Toyota Helps Honor a Century of Effort to Build National Museum
The charge began with black veterans of the Civil War. Decades later, civil rights activists assumed the mantle. Now, thanks to the new National Museum of African American History and Culture (NMAAHC), we will have a better understanding of how the African American experience has helped shape us all. The new museum, which opened last weekend in Washington, D.C., will preserve and display more than 36,000 precious artifacts of our nation’s history. Toyota has provided support as a Founding Donor and Grand Opening Sponsor.
“Toyota is proud to be a partner in preserving the priceless artifacts of African American history and culture that convey a compelling story of determination, faith, resilience and achievement,” said, Latondra Newton, Toyota group vice president, Social Innovation and Chief Diversity Officer. “This will become a lasting landmark of the rich history of the African American experience for generations.”
Toyota has underwritten a special ‘Century in the Making: Building the National Museum of African American History and Culture’ exhibition, which records the major milestones over the last 100 years that led to the museum’s creation, beginning with a 1916 letter from the National Memorial Association to then-President Woodrow Wilson.

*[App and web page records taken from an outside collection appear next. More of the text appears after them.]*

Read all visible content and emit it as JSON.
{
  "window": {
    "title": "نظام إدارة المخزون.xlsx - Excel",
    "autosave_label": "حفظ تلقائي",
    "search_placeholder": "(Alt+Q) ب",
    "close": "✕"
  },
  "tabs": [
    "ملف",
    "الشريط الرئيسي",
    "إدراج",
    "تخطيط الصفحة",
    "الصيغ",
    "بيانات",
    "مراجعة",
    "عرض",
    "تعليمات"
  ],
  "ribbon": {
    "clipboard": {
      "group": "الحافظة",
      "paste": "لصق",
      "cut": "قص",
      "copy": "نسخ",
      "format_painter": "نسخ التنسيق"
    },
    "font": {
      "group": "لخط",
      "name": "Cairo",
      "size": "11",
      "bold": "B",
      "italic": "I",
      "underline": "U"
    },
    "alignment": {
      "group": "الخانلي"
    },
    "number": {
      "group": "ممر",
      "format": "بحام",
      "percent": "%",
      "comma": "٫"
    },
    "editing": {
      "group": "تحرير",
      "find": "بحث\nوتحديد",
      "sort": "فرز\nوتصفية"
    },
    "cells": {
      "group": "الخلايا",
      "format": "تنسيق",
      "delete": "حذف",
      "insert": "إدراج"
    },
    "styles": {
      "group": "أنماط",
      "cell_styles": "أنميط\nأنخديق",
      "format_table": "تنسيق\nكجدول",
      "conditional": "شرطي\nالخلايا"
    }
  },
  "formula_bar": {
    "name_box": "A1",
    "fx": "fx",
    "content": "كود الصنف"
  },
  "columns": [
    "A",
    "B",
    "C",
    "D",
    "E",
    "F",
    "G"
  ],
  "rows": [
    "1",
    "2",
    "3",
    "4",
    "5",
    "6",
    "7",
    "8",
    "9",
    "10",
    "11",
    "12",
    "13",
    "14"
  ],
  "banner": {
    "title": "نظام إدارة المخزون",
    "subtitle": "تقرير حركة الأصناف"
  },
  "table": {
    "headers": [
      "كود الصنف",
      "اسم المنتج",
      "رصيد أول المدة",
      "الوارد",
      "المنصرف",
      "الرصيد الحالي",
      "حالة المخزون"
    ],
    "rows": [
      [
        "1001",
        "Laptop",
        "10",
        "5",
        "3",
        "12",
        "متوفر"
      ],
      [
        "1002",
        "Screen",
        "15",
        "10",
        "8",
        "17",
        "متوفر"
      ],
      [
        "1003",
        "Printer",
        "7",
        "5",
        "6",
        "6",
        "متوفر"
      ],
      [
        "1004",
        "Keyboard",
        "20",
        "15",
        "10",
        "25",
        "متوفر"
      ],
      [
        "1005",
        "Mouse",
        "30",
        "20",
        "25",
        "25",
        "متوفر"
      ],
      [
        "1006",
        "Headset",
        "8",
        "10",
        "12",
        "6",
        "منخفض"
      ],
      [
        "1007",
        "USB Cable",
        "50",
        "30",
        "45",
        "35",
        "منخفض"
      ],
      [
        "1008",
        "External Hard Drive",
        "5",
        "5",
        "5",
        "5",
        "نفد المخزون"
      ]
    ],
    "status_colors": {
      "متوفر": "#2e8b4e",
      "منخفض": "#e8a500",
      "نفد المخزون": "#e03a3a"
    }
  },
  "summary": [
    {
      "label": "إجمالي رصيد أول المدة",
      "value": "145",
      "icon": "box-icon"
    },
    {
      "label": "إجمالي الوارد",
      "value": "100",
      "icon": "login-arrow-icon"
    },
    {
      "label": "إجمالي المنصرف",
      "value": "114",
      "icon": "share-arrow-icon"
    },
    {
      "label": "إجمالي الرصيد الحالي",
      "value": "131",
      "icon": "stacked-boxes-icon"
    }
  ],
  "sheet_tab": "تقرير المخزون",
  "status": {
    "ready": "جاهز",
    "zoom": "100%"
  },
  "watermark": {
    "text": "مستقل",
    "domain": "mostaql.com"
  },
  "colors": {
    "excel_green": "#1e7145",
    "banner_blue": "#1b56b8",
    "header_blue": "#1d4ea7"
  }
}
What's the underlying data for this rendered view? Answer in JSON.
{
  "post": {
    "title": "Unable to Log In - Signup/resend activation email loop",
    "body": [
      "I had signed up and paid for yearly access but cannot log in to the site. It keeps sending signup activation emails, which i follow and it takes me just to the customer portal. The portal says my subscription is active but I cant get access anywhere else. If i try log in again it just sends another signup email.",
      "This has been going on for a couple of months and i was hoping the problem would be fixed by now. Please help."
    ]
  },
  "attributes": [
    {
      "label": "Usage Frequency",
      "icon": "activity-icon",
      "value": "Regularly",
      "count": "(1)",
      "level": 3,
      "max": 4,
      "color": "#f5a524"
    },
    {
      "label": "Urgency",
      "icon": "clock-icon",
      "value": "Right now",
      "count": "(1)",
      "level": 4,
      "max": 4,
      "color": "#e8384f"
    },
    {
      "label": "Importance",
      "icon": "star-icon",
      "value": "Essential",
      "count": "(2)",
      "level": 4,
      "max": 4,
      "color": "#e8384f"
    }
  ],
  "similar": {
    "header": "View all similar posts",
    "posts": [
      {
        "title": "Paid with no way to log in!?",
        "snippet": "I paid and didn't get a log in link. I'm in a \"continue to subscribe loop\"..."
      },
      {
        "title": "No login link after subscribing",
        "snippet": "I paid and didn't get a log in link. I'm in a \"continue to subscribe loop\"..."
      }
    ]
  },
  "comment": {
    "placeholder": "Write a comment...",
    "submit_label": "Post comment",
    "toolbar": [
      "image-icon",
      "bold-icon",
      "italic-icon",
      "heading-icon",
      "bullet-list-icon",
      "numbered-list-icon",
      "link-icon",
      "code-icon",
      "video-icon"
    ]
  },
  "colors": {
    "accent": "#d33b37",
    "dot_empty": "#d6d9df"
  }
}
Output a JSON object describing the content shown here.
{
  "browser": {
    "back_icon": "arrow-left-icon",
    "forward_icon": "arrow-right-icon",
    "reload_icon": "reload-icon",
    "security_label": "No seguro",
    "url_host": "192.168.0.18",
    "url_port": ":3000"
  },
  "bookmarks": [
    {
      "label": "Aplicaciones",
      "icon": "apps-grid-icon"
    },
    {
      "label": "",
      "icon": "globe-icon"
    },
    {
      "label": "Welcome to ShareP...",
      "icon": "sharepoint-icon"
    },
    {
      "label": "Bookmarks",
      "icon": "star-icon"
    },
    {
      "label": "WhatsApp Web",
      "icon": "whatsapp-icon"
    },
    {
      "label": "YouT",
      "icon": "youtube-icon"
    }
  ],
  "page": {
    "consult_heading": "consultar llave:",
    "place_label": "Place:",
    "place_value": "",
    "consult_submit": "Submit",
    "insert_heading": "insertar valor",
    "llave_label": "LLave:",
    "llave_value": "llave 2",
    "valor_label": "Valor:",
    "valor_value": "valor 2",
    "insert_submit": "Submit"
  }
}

In addition to historic preservation, Toyota and the museum share a commitment to reduce energy usage and conserve water. The museum has numerous environmental features including a green roof, water reuse system and use of natural daylight using the building’s exterior corona.
“We embrace not only what the museum’s designers and curators have achieved in building this historic treasure, we applaud their foresight to enrich our lives and protect our environment with this sustainable museum,” said Newton. The building is expected to achieve LEED gold certification from the U.S. Green Building Council, the highest level of any museum on the mall.